Sunday, August 11, 2013

Great Divide Trail hike – Where did we hike? Part 2

Banff National park – Saskatchewan River Crossing: 
220 km, 6 days, 7 800 m elevation gain

Camping sites: Healy Creek CG in Banff NP – Floe Lake CG in Kootenay NP – McArthur Creek CG in Yoho NP – Next to Amiskwi River in Yoho NP – Cairnes Creek CG – Next to Howse River in Banff NP


Route: Trans-Canada Highway – Sunshine Road – Healy Creek – Healy Pass – Egypt Lake – Whistling Pass – Ball Pass – Crossed Highway 93 – Floe Lake – Numa Pass – Numa Creek – Tumbling Pass – Rockwall Pass – Helmet Creek

Leaving Banff turned out to be more complicated than we thought since due to the storm the area was under the state of emergency declared by RCMP (Royal Canadian Mounted Police). After already dealing with flood for ten days we weren’t too worried about what damaged areas in Banff had to offer us so we decided to go on without changing our route or waiting a few days like the park officials recommended. The water levels were definitely high but we witnessed nothing that we hadn’t seen before.

The weather was pretty hot for a few days and we spent lot of time hiking in higher altitudes. We crossed some huge snow fields that directly reflected the heat of the sun to us and as a result we burned our neck.


Though amazingly beautiful, Kootenay was also an exhausting park for us since hiking there meant going through continuous up- and downhills, mostly on snow or rocks, and therefor without a very good idea where the trail actually went. But the glaciers we passed were just breath- and picturetaking!


Route: Goodsir Pass – Ottertail River – Trans-Canada Highway – Railway – Amiskwi River – Otto Creek – Amiskwi Pass – Blaeberry River Road – Cairnes Creek – Howse Pass – Howse River – Saskatchewan River – Mistaya Canyon – Icefields Parkway – Saskatchewan River Crossing

As we approached Yoho National Park altitude went lower and weather even hotter. As an advice we don’t encourage anyone to walk on the railway to access the Kicking Horse Fire Road, especially if it’s roasting hot. It’s both illegal and extremely uncomfortable, and challenges your motivation to go on. The road was wide at first, then got smaller and bushier the further we went. And finally it disappeared.

 Different kinds of "trails"

Next challenger of motivation was powerful and deep Amiskwi River, which was pretty complicated to cross. It took us hours to find a safe and proper spot for crossing, which meant bushwhacking beside the river. At some point we called a disaster hike.

After reaching Amiskwi Pass and then a forestry road the hike got easier. We were pretty exhausted though, to the point apparently we were going on quietly and were able to surprise a black bear and a cup that were hanging around in the bush next to the road. The sow made some angry noises, drove the cup to a tree and stayed under it in the middle of the road. Not hard to guess who yielded back to the bush.

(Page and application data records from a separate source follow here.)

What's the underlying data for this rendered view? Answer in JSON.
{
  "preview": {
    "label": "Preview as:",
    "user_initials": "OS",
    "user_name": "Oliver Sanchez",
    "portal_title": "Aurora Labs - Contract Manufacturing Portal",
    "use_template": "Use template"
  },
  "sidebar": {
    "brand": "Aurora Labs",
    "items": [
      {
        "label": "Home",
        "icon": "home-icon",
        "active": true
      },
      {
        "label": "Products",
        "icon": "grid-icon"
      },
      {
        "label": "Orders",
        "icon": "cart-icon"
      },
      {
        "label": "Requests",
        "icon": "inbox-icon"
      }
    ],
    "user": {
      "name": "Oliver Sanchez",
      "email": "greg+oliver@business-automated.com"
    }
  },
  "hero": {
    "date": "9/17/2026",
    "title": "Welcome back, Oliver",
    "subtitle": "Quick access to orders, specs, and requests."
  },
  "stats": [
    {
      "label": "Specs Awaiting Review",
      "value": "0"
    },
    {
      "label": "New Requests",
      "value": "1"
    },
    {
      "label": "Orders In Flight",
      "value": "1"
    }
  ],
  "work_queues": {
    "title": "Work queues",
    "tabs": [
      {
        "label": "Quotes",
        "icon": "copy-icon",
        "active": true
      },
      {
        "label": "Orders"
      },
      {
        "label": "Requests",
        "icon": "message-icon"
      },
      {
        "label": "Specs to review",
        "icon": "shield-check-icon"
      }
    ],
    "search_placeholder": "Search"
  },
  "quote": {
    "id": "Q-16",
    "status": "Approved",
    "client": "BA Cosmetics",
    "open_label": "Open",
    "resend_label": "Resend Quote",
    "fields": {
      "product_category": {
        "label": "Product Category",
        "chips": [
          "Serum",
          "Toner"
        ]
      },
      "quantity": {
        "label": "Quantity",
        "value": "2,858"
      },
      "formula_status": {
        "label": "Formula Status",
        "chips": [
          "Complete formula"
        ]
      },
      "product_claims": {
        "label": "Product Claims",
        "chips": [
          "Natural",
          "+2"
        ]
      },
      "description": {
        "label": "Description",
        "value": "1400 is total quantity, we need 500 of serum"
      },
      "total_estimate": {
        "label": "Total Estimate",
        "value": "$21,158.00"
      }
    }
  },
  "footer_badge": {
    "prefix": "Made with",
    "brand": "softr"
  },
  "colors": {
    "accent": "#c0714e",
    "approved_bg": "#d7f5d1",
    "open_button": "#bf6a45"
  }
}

 Views from the road

Black bear, luckily now far enough

So we bushwhacked again what actually remained as the theme of the hike until we reached Saskatchewan River Crossing. It meant walking mainly in a forest modified by a storm some years ago and going over and under and around fallen logs every ten meters. We called it a nightmare several times. And we meant it.

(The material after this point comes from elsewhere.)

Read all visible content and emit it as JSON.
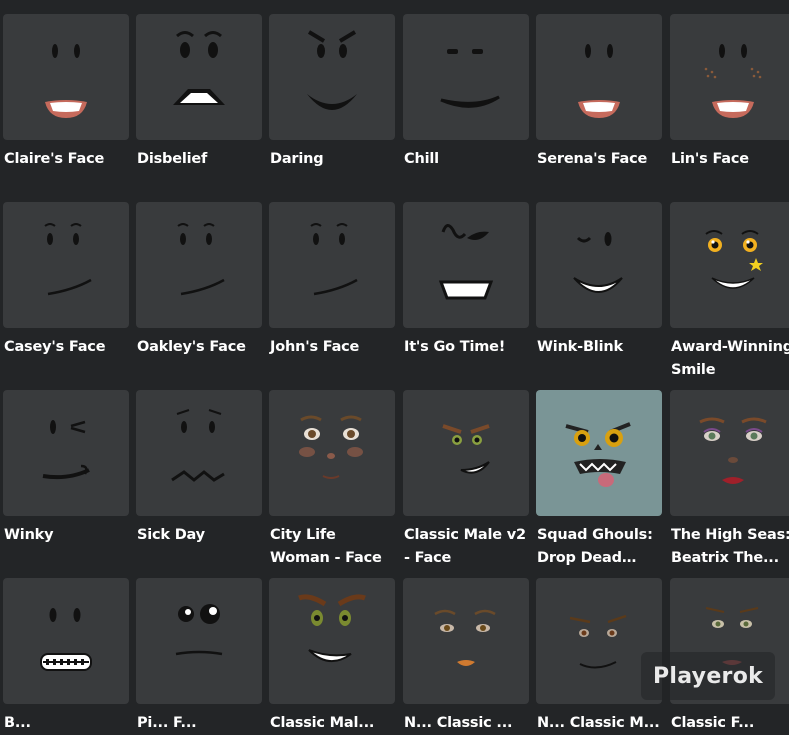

 So dense you couldn't see in front of you

 The "trail"

 We added the smile afterwards. In real it was hideous.

 There were creeks with bridges...

  ...and without.

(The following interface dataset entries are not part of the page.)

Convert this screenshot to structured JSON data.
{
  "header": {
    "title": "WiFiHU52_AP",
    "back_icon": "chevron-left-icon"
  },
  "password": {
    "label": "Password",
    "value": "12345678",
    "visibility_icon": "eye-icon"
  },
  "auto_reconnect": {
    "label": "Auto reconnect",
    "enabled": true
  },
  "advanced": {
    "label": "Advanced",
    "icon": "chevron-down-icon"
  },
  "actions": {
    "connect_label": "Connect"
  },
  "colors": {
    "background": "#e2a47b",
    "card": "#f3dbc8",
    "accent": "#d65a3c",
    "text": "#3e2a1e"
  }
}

 Under a thunderstorm


It was rough for the shoes as well

Luckily the resupply in Saskatchewan River Crossing was awesome and we had our stomachs full of bread, chips, cookies and ice cream. We also made a store record by buying over 50 chocolate bars and just like that we were happy hikers again and ready to go on.

1 comment:

  1. Wow. You are hardcore. I've bushwhacked in some of the areas you went through and it's no picnic! Again, thanks for posting. Can't wait to read on...